An automobile (American English: car; British English: motor vehicle) is a wheeled motor vehicle for transporting people. Automobiles are generally powered by internal combustion engines, running on gasoline or other fuels; they may also use steam engines or electric motors. The design and development of automobiles is the domain of automotive engineering, an important branch of mechanical engineering.
The automobile changed society in the United States dramatically during the 1920s. It was the backbone of a new consumer goods-oriented economy, generating one out of every six jobs and becoming one of the biggest consumers of industrial products like petroleum and steel. In the process, it spawned ancillary industries, such as rubber and plastics, that made a huge contribution to American life. It also drove the construction of improved roads, prompted new jobs in the transportation industry and provided access to more distant jobs for people who could not be reached by public transportation.
Automakers innovated mass production techniques in the 1920s, and Ford, General Motors, and Chrysler became the dominant manufacturers of automobiles. They funneled most of their resources into producing for the war effort during World War II, and afterward the automobile industry consolidated in a handful of global companies that produced cars at competitive prices.
A major factor in the consolidation of the auto industry was the introduction of the automobile assembly line, which enabled mass production of automobiles in a very efficient manner. However, the automobile itself was not invented by a single individual; its history stretches back to the 15th century, when Leonardo Da Vinci created theoretical plans for transport vehicles. Various inventors developed steam, electric and gasoline powered automobiles throughout the 1800s, with the first modern motorcars having been perfected in Germany and France by men like Gottlieb Daimler, Karl Benz and Nicolaus Otto.
The automobile revolutionized the way we live, work and play.

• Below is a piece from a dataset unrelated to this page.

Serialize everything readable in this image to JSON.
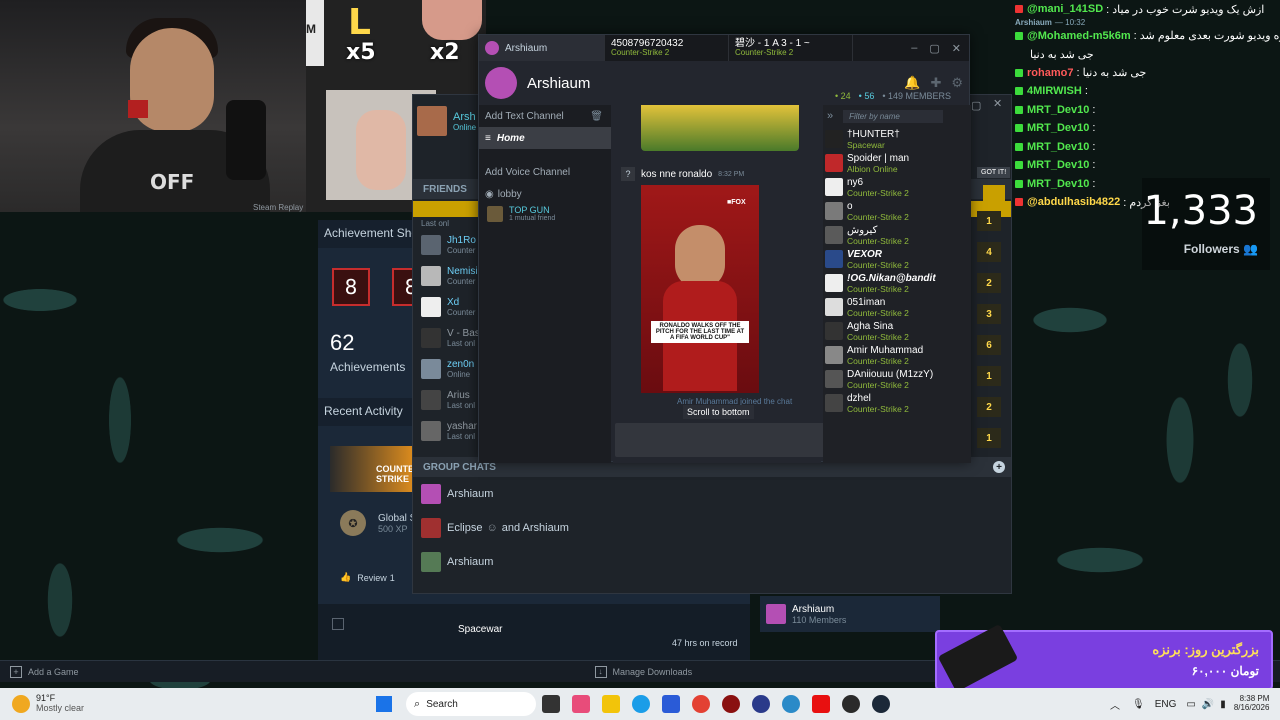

Today, it is virtually impossible to imagine a life without an automobile. But there are downsides to owning and driving an automobile.

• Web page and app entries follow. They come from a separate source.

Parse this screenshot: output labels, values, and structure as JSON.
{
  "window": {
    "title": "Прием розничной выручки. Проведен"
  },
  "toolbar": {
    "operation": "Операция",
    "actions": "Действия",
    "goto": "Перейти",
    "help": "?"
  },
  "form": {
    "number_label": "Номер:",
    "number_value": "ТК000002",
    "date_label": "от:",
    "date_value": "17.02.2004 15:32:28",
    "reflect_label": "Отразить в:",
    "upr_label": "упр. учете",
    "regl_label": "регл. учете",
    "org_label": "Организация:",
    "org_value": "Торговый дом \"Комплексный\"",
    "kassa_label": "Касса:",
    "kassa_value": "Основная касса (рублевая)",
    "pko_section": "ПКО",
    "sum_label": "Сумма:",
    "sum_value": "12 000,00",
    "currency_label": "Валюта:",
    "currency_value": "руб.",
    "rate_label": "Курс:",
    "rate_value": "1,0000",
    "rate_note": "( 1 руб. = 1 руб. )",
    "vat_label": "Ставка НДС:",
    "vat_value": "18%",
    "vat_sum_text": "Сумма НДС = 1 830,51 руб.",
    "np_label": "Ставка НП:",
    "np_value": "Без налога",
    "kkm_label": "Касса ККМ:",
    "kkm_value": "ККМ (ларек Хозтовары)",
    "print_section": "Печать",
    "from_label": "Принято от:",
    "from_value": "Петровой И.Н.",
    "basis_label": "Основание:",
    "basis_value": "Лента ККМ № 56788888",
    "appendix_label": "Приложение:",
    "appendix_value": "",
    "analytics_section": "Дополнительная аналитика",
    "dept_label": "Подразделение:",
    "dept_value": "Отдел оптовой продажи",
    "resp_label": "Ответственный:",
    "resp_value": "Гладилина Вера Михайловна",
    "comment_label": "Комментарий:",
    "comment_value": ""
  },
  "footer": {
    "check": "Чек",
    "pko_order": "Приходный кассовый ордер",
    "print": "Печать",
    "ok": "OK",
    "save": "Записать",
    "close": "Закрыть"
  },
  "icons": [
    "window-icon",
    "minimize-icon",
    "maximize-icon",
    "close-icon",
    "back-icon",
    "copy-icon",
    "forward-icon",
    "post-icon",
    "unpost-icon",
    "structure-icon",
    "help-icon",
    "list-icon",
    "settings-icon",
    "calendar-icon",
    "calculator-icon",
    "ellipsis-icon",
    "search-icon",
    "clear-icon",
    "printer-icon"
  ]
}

Limitations in Urban Areas: In densely populated cities, having a car can be inconvenient. Narrow streets and traffic jams can make driving a hassle, as can finding parking spots in the city. In addition, maintenance costs can be high.
Enhanced Social Connectivity: Owning a car makes it easier to maintain social connections, as it allows you to visit friends and family who live far away. It can also be safer than relying on public transit, especially late at night or when it is raining.
The automobile was a great force for change in twentieth-century America, but it has been eclipsed by other forces. New technologies are now charting the course for America, and the era of the automobile is slowly merging into the Age of Electronics. The future will be shaped by these emerging trends. The automobile industry is already focusing on developing hybrid and fuel-efficient automobiles to respond to concerns about pollution, oil reserves, and energy costs.